_WHAT THE TASK ASKS_. Find each line of the material below in which the word "JSON" occurs, and return it.

** DATA follows **

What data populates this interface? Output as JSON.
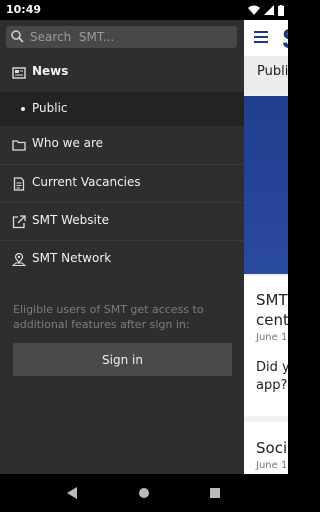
{
  "status": {
    "time": "10:49"
  },
  "search": {
    "placeholder": "Search  SMT..."
  },
  "drawer": {
    "items": [
      {
        "label": "News",
        "icon": "news-icon"
      },
      {
        "label": "Public",
        "icon": "bullet"
      },
      {
        "label": "Who we are",
        "icon": "folder-icon"
      },
      {
        "label": "Current Vacancies",
        "icon": "document-icon"
      },
      {
        "label": "SMT Website",
        "icon": "external-link-icon"
      },
      {
        "label": "SMT Network",
        "icon": "map-pin-icon"
      }
    ],
    "signin_note": "Eligible users of SMT get access to additional features after sign in:",
    "signin_button": "Sign in"
  },
  "main": {
    "logo_fragment": "S",
    "tab_label": "Publi",
    "cards": [
      {
        "title_line1": "SMT",
        "title_line2": "cent",
        "date": "June 1",
        "text_line1": "Did yo",
        "text_line2": "app?"
      },
      {
        "title_line1": "Socia",
        "date": "June 1"
      }
    ]
  },
  "colors": {
    "drawer_bg": "#2e2e2e",
    "brand": "#1e3a7a",
    "hero": "#2a4aa0"
  }
}
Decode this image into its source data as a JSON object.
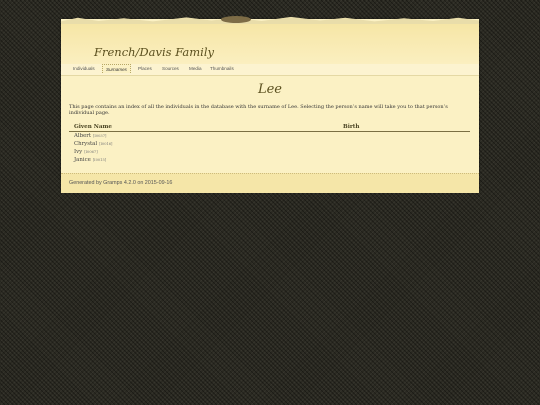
{
  "site": {
    "title": "French/Davis Family"
  },
  "nav": {
    "items": [
      {
        "label": "Individuals"
      },
      {
        "label": "Surnames"
      },
      {
        "label": "Places"
      },
      {
        "label": "Sources"
      },
      {
        "label": "Media"
      },
      {
        "label": "Thumbnails"
      }
    ],
    "active": "Surnames"
  },
  "content": {
    "title": "Lee",
    "description": "This page contains an index of all the individuals in the database with the surname of Lee. Selecting the person’s name will take you to that person’s individual page."
  },
  "table": {
    "headers": {
      "given": "Given Name",
      "birth": "Birth"
    },
    "rows": [
      {
        "name": "Albert",
        "id": "[I0037]"
      },
      {
        "name": "Chrystal",
        "id": "[I0016]"
      },
      {
        "name": "Ivy",
        "id": "[I0067]"
      },
      {
        "name": "Janice",
        "id": "[I0015]"
      }
    ]
  },
  "footer": {
    "text": "Generated by Gramps 4.2.0 on 2015-09-16"
  }
}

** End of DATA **

_PROBLEM SOLUTION_.
What data populates this interface? Output as JSON.
Decode this image into its source data as a JSON object.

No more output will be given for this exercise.